START INFORMATION SHOWN

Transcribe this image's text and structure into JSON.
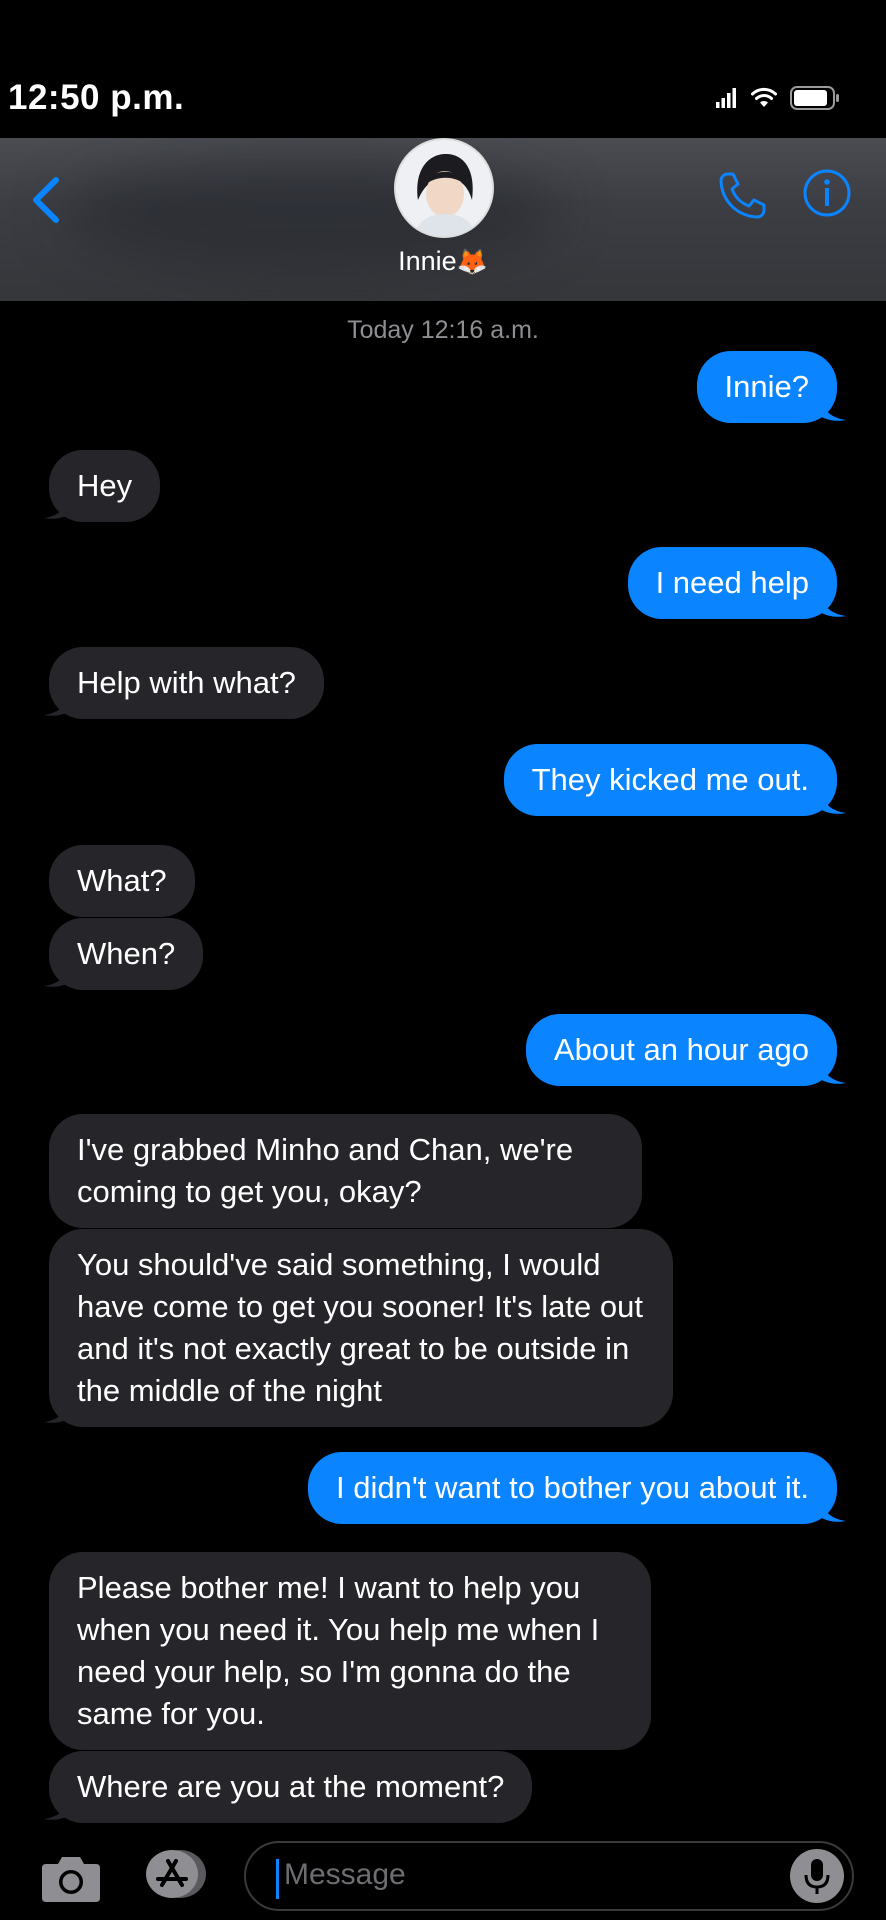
{
  "status_bar": {
    "time": "12:50 p.m."
  },
  "header": {
    "contact_name": "Innie",
    "contact_emoji": "🦊"
  },
  "thread": {
    "timestamp": "Today 12:16 a.m.",
    "messages": [
      {
        "from": "me",
        "text": "Innie?"
      },
      {
        "from": "them",
        "text": "Hey"
      },
      {
        "from": "me",
        "text": "I need help"
      },
      {
        "from": "them",
        "text": "Help with what?"
      },
      {
        "from": "me",
        "text": "They kicked me out."
      },
      {
        "from": "them",
        "text": "What?"
      },
      {
        "from": "them",
        "text": "When?"
      },
      {
        "from": "me",
        "text": "About an hour ago"
      },
      {
        "from": "them",
        "text": "I've grabbed Minho and Chan, we're coming to get you, okay?"
      },
      {
        "from": "them",
        "text": "You should've said something, I would have come to get you sooner! It's late out and it's not exactly great to be outside in the middle of the night"
      },
      {
        "from": "me",
        "text": "I didn't want to bother you about it."
      },
      {
        "from": "them",
        "text": "Please bother me! I want to help you when you need it. You help me when I need your help, so I'm gonna do the same for you."
      },
      {
        "from": "them",
        "text": "Where are you at the moment?"
      }
    ]
  },
  "composer": {
    "placeholder": "Message"
  },
  "colors": {
    "outgoing_bubble": "#0a84ff",
    "incoming_bubble": "#26252a",
    "accent": "#0a84ff"
  }
}
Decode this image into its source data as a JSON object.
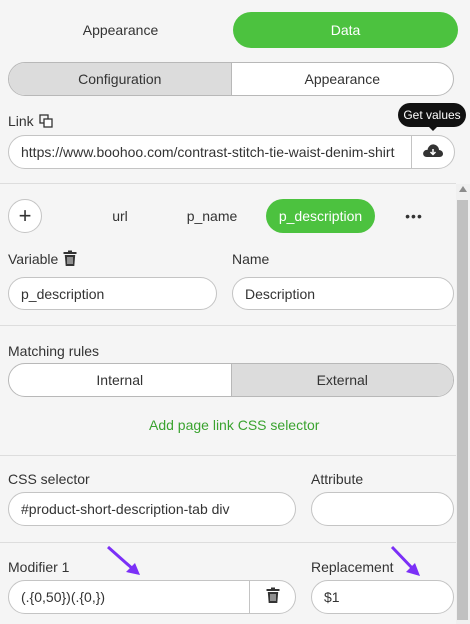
{
  "top_tabs": [
    {
      "label": "Appearance",
      "active": false
    },
    {
      "label": "Data",
      "active": true
    }
  ],
  "segment_top": {
    "options": [
      "Configuration",
      "Appearance"
    ],
    "selected": "Configuration"
  },
  "link": {
    "label": "Link",
    "value": "https://www.boohoo.com/contrast-stitch-tie-waist-denim-shirt",
    "tooltip": "Get values"
  },
  "variable_tabs": {
    "add_label": "+",
    "items": [
      "url",
      "p_name",
      "p_description"
    ],
    "active": "p_description",
    "more_label": "•••"
  },
  "variable": {
    "label": "Variable",
    "value": "p_description"
  },
  "name": {
    "label": "Name",
    "value": "Description"
  },
  "matching_rules": {
    "label": "Matching rules",
    "options": [
      "Internal",
      "External"
    ],
    "selected": "External"
  },
  "add_selector_link": "Add page link CSS selector",
  "css_selector": {
    "label": "CSS selector",
    "value": "#product-short-description-tab div"
  },
  "attribute": {
    "label": "Attribute",
    "value": ""
  },
  "modifier": {
    "label": "Modifier 1",
    "value": "(.{0,50})(.{0,})"
  },
  "replacement": {
    "label": "Replacement",
    "value": "$1"
  },
  "colors": {
    "accent": "#4cc23f",
    "link_green": "#3aa32f",
    "annotation_arrow": "#7b2ff7"
  }
}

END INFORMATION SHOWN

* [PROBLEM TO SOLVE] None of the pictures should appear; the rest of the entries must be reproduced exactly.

* [RESULT FOR THIS EXERCISE]
Transcribe this image's text and structure into JSON.
{
  "status_bar": {
    "time": "12:50 p.m."
  },
  "header": {
    "contact_name": "Innie",
    "contact_emoji": "🦊"
  },
  "thread": {
    "timestamp": "Today 12:16 a.m.",
    "messages": [
      {
        "from": "me",
        "text": "Innie?"
      },
      {
        "from": "them",
        "text": "Hey"
      },
      {
        "from": "me",
        "text": "I need help"
      },
      {
        "from": "them",
        "text": "Help with what?"
      },
      {
        "from": "me",
        "text": "They kicked me out."
      },
      {
        "from": "them",
        "text": "What?"
      },
      {
        "from": "them",
        "text": "When?"
      },
      {
        "from": "me",
        "text": "About an hour ago"
      },
      {
        "from": "them",
        "text": "I've grabbed Minho and Chan, we're coming to get you, okay?"
      },
      {
        "from": "them",
        "text": "You should've said something, I would have come to get you sooner! It's late out and it's not exactly great to be outside in the middle of the night"
      },
      {
        "from": "me",
        "text": "I didn't want to bother you about it."
      },
      {
        "from": "them",
        "text": "Please bother me! I want to help you when you need it. You help me when I need your help, so I'm gonna do the same for you."
      },
      {
        "from": "them",
        "text": "Where are you at the moment?"
      }
    ]
  },
  "composer": {
    "placeholder": "Message"
  },
  "colors": {
    "outgoing_bubble": "#0a84ff",
    "incoming_bubble": "#26252a",
    "accent": "#0a84ff"
  }
}
Decode this image into its source data as a JSON object.
{
  "top_tabs": [
    {
      "label": "Appearance",
      "active": false
    },
    {
      "label": "Data",
      "active": true
    }
  ],
  "segment_top": {
    "options": [
      "Configuration",
      "Appearance"
    ],
    "selected": "Configuration"
  },
  "link": {
    "label": "Link",
    "value": "https://www.boohoo.com/contrast-stitch-tie-waist-denim-shirt",
    "tooltip": "Get values"
  },
  "variable_tabs": {
    "add_label": "+",
    "items": [
      "url",
      "p_name",
      "p_description"
    ],
    "active": "p_description",
    "more_label": "•••"
  },
  "variable": {
    "label": "Variable",
    "value": "p_description"
  },
  "name": {
    "label": "Name",
    "value": "Description"
  },
  "matching_rules": {
    "label": "Matching rules",
    "options": [
      "Internal",
      "External"
    ],
    "selected": "External"
  },
  "add_selector_link": "Add page link CSS selector",
  "css_selector": {
    "label": "CSS selector",
    "value": "#product-short-description-tab div"
  },
  "attribute": {
    "label": "Attribute",
    "value": ""
  },
  "modifier": {
    "label": "Modifier 1",
    "value": "(.{0,50})(.{0,})"
  },
  "replacement": {
    "label": "Replacement",
    "value": "$1"
  },
  "colors": {
    "accent": "#4cc23f",
    "link_green": "#3aa32f",
    "annotation_arrow": "#7b2ff7"
  }
}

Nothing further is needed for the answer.